  • Identifying the benefits and barriers to biodiesel and how they are made.
  • Research other sustainable building options and identify best options for CSB in future building projects.
  • Conduct a greenhouse gas inventory for campus. Suggest ways to improve this inventory for the future.

Partnership and Outreach

  • Shadow/tour local greenhouses and plant production strategies.
  • Research sustainability in athletic departments across the state/Midwest.
  • Research energy efficiency investments on campus and how they compare with endowment returns.
  • Research solar energy opportunities on campus.
  • Develop a waste reduction event on campus.
  • Evaluate the unemployment in St. Joseph and determine how sustainable development and sustainable careers could impact the community.
  • Develop a recycling promotional event on campus.
  • Research local businesses (Co-Op, the Local Blend, ect) who exhibit sustainable practices and recommend ways to utilize those practices at CSB.
  • Attend the Mill Stream Arts Festival and work with coordinators to make the event more sustainable (recycling, reusable materials).
  • Research the Farmer’s Market in St Joseph. Recommend ways to get more students aware/involved with the process.


  • Hybrid cars vs. electric cars- Compare hybrid vs. electric cars including the science behind it, the potential for success and any challenges/barriers. What obstacles face electric cars (source of electricity)?
  • WeCar; how used is this new option at CSB and SJU?
  • Predominance of Carpooling and/or how many cars per person are there at CSB and SJU? (How many students have cars, how often do they drive, how often do other students share rides, etcetera?)
  • Compare the costs and benefits of petroleum to biofuel or electric energy for the Link.
  • Investigate the role of bike sharing between campuses.
  • Redesign the city of St. Joseph to be more walkable and bike friendly.
  • Evaluate the costs and benefits of CSB and SJU students flying home for breaks and a potential alternative energy for airplanes.
  • Devise a public transportation system for St. Joseph or St. Cloud.

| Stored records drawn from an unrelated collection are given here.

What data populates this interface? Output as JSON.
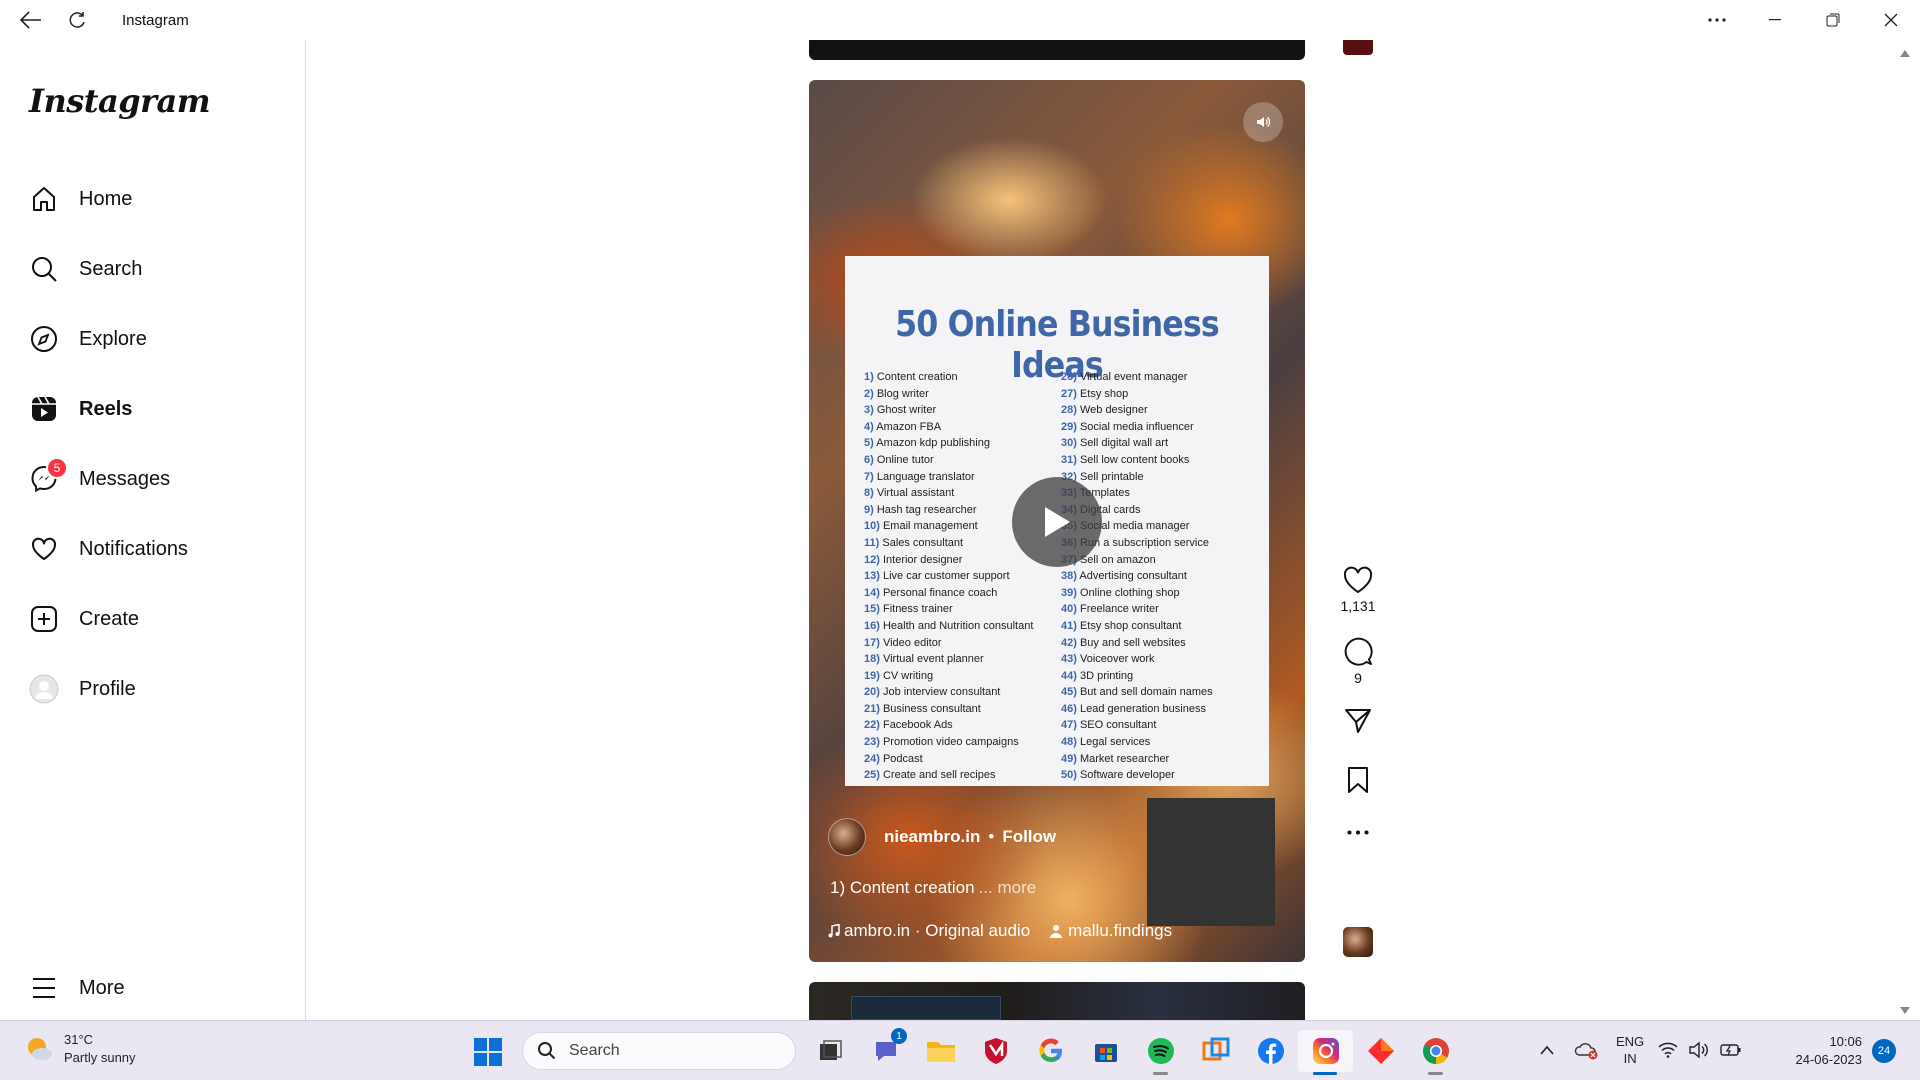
{
  "window": {
    "title": "Instagram"
  },
  "sidebar": {
    "logo": "Instagram",
    "items": [
      {
        "label": "Home",
        "icon": "home-icon"
      },
      {
        "label": "Search",
        "icon": "search-icon"
      },
      {
        "label": "Explore",
        "icon": "compass-icon"
      },
      {
        "label": "Reels",
        "icon": "reels-icon",
        "active": true
      },
      {
        "label": "Messages",
        "icon": "messenger-icon",
        "badge": "5"
      },
      {
        "label": "Notifications",
        "icon": "heart-icon"
      },
      {
        "label": "Create",
        "icon": "plus-square-icon"
      },
      {
        "label": "Profile",
        "icon": "avatar-icon"
      }
    ],
    "more": "More"
  },
  "reel": {
    "poster_title": "50 Online Business Ideas",
    "ideas_left": [
      {
        "n": "1)",
        "t": "Content creation"
      },
      {
        "n": "2)",
        "t": "Blog writer"
      },
      {
        "n": "3)",
        "t": "Ghost writer"
      },
      {
        "n": "4)",
        "t": "Amazon FBA"
      },
      {
        "n": "5)",
        "t": "Amazon kdp publishing"
      },
      {
        "n": "6)",
        "t": "Online tutor"
      },
      {
        "n": "7)",
        "t": "Language translator"
      },
      {
        "n": "8)",
        "t": "Virtual assistant"
      },
      {
        "n": "9)",
        "t": "Hash tag researcher"
      },
      {
        "n": "10)",
        "t": "Email management"
      },
      {
        "n": "11)",
        "t": "Sales consultant"
      },
      {
        "n": "12)",
        "t": "Interior designer"
      },
      {
        "n": "13)",
        "t": "Live car customer support"
      },
      {
        "n": "14)",
        "t": "Personal finance coach"
      },
      {
        "n": "15)",
        "t": "Fitness trainer"
      },
      {
        "n": "16)",
        "t": "Health and Nutrition consultant"
      },
      {
        "n": "17)",
        "t": "Video editor"
      },
      {
        "n": "18)",
        "t": "Virtual event planner"
      },
      {
        "n": "19)",
        "t": "CV writing"
      },
      {
        "n": "20)",
        "t": "Job interview consultant"
      },
      {
        "n": "21)",
        "t": "Business consultant"
      },
      {
        "n": "22)",
        "t": "Facebook Ads"
      },
      {
        "n": "23)",
        "t": "Promotion video campaigns"
      },
      {
        "n": "24)",
        "t": "Podcast"
      },
      {
        "n": "25)",
        "t": "Create and sell recipes"
      }
    ],
    "ideas_right": [
      {
        "n": "26)",
        "t": "Virtual event manager"
      },
      {
        "n": "27)",
        "t": "Etsy shop"
      },
      {
        "n": "28)",
        "t": "Web designer"
      },
      {
        "n": "29)",
        "t": "Social media influencer"
      },
      {
        "n": "30)",
        "t": "Sell digital wall art"
      },
      {
        "n": "31)",
        "t": "Sell low content books"
      },
      {
        "n": "32)",
        "t": "Sell printable"
      },
      {
        "n": "33)",
        "t": "Templates"
      },
      {
        "n": "34)",
        "t": "Digital cards"
      },
      {
        "n": "35)",
        "t": "Social media manager"
      },
      {
        "n": "36)",
        "t": "Run a subscription service"
      },
      {
        "n": "37)",
        "t": "Sell on amazon"
      },
      {
        "n": "38)",
        "t": "Advertising consultant"
      },
      {
        "n": "39)",
        "t": "Online clothing shop"
      },
      {
        "n": "40)",
        "t": "Freelance writer"
      },
      {
        "n": "41)",
        "t": "Etsy shop consultant"
      },
      {
        "n": "42)",
        "t": "Buy and sell websites"
      },
      {
        "n": "43)",
        "t": "Voiceover work"
      },
      {
        "n": "44)",
        "t": "3D printing"
      },
      {
        "n": "45)",
        "t": "But and sell domain names"
      },
      {
        "n": "46)",
        "t": "Lead generation business"
      },
      {
        "n": "47)",
        "t": "SEO consultant"
      },
      {
        "n": "48)",
        "t": "Legal services"
      },
      {
        "n": "49)",
        "t": "Market researcher"
      },
      {
        "n": "50)",
        "t": "Software developer"
      }
    ],
    "owner": "nieambro.in",
    "separator": "•",
    "follow": "Follow",
    "caption": "1) Content creation",
    "caption_more": "... more",
    "audio": "ambro.in · Original audio",
    "tagged_user": "mallu.findings"
  },
  "actions": {
    "likes": "1,131",
    "comments": "9"
  },
  "taskbar": {
    "weather_temp": "31°C",
    "weather_desc": "Partly sunny",
    "search_placeholder": "Search",
    "chat_badge": "1",
    "lang_top": "ENG",
    "lang_bottom": "IN",
    "time": "10:06",
    "date": "24-06-2023",
    "notifications": "24"
  },
  "colors": {
    "accent": "#0067c0",
    "poster_blue": "#3f67a8",
    "badge_red": "#ff3040"
  }
}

How would this impact the purchases we make? How much would it cost?
  • Research ways to encourage students